Hubble view of an expanding halo of light around star v838 monocerotis

Seeing Light Echoes

Like ripples on a pond, pulses of light reverberate through cosmic clouds forming echoes of light.

Hubble observations of galaxies' centers

Monster Black Holes are Everywhere

Supermassive black holes lie at the heart of nearly every galaxy.

Hubble observations of Carina Nebula section

Exploring the Birth of Stars

Hubble’s near-infrared instruments see through the gas and dust clouds surrounding newborn stars.

depiction of gravitational lensing

Shining a Light on Dark Matter

Hubble’s observations help astronomers uncover the underlying structure of the universe.

Thirty proplyds in a 6 by 5 grid. Each one is unique. Some look like tadpoles, others like bright points in a cloudy disk.

Finding Planetary Construction Zones

Hubble’s sensitivity can reveal great disks of gas and dust around stars.

Three views of Pluto. Three mottled circles in colors of yellow, grey, rusty-orange, and black.

Uncovering Icy Objects in the Kuiper Belt

Hubble’s discoveries helped NASA plan the New Horizon spacecraft’s flyby of Pluto and beyond.

Comma shaped curved cloud of gases in bright white edged with bright-pink star forming regions, and threaded with rusty-brown tendrils of dust at center and throughout the comma shaped merger. All set against the black of deep space.

Galaxy Details and Mergers

Hubble’s observations reveal a menagerie of galaxies.

Blue background. Center of image is a disk blocking the light of a star.
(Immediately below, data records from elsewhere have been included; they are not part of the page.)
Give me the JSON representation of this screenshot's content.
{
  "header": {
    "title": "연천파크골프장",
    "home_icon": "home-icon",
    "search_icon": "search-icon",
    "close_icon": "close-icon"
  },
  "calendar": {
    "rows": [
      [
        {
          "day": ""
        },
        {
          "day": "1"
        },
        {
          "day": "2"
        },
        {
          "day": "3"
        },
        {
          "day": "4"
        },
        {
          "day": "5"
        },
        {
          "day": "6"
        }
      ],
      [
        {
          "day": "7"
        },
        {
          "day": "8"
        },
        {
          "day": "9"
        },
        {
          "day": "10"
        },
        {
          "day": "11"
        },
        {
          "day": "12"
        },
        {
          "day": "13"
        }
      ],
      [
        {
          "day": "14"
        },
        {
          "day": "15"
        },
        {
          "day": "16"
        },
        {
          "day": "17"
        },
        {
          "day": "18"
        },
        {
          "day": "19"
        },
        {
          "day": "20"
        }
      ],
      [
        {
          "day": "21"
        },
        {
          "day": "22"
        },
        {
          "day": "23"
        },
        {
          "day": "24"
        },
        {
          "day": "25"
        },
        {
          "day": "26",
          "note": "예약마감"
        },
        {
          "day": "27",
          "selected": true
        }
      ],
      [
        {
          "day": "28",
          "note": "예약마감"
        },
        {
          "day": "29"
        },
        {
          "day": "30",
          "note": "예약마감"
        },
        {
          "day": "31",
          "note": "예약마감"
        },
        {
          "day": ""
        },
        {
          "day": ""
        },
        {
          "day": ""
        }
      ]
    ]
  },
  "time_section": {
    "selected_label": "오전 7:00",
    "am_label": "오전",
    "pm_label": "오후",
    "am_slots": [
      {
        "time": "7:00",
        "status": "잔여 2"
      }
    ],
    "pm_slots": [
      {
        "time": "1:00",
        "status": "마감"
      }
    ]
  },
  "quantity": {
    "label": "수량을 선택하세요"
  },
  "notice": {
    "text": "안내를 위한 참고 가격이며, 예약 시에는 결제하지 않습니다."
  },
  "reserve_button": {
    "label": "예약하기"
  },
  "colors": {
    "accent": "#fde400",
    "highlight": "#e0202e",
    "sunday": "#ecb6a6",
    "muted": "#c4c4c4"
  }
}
Below and just to the left of the disk, at about seven o'clock, is a bright white point. This is PDS 70b.

Recognizing Worlds Beyond Our Sun

Hubble’s unique capabilities allow it to explore planetary systems around other stars. 

animation of a binary asteroid with a shifting tail

Tracking Evolution in the Asteroid Belt

These conglomerates of rock and ice may hold clues to the early solar system.